The app-module.php page is often also a big switch so that it can display a form on first entry, a review page (which is really a hidden form) or error or other feedback. By always using

<form action="<?php echo $_SERVER['PHP_SELF']; ?>"

the pages can be moved around from directory to diretory with no ill effect.

If I have a password protected page then two apps run, the app proper and the members app. An if clause in the app-module.php page determines which is rendered, the page or the login form.

With the switches everything is pretty modular.

That’s about it. Here it is live:

Edit: BTW, you can run any number of apps in the same page, each one displays in its own div. You include the logic for all of them at the top and the views in the various divs.

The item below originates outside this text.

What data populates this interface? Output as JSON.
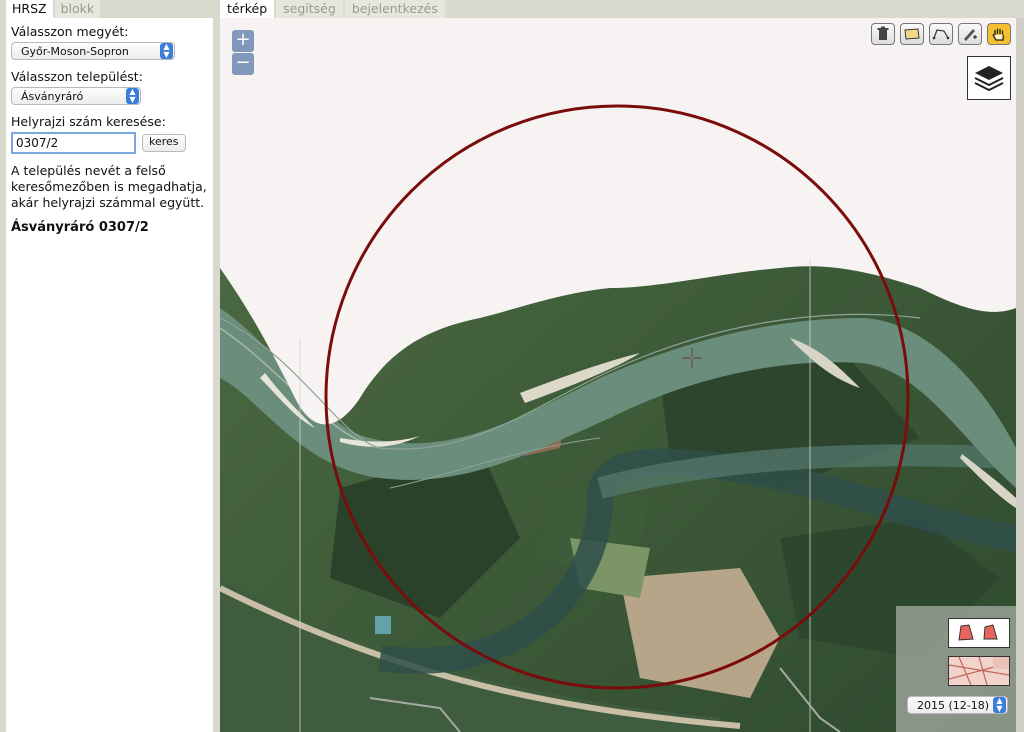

I have been using CodeIgniter for quite a number of years. It is robust, small, quick, with excellent documentation and best of all with a nooby friendly forum.

I think it will be a good introduction to other PHP Frameworks which seem to have similar structures. I think that your working method will easily fit into the CodeIgniter’s preferred method.


I have also played with a few other frameworks and keep on coming back to CodeIgniter :slight_smile:


Thanks but I’m not looking to use a framework but to build one. Or rather, to convert mine to OOP. This is a learning exercise. :wink:

The idea of looking at other frameworks is for the layout and how they separate the system core libraries, etc which makes upgrades simple. All that is required is to download source, upload to your online site then change a single line in the online root index.php file.

As mentioned I like the CodeIgniter approach and it is oh so easy. A new project can be created and up and running online in less than ten minutes.


Sorry I misunderstood. I’ve taken a first look at Codeigniter.

Apparently these frameworks all reinvent what html does naturally, display pages. I’m quite happy to let html do that. I just want my framework to build the content for the pages. :wink:

I’m going to take a look at how they build dynamic pages.

Take another look at the link to the Flow Chart Diagram in my previous post.

This link to the calendar view maybe helpful. It is populated from the Calendar Controller, etc:


Can you tell me what database name Codeigniter expects? I created one called “codeigniter” but it does not work

Unable to connect to your database server using the provided settings.

Filename: core/Loader.php

Line Number: 346

Edit: Found it!

Try including this file at the end of your application/config/database.php

I always use this test file to produce verbose database connection details when the database connection fails.

Thanks, I’ve finished the tutorial, the rest is going to keep me busy for a while!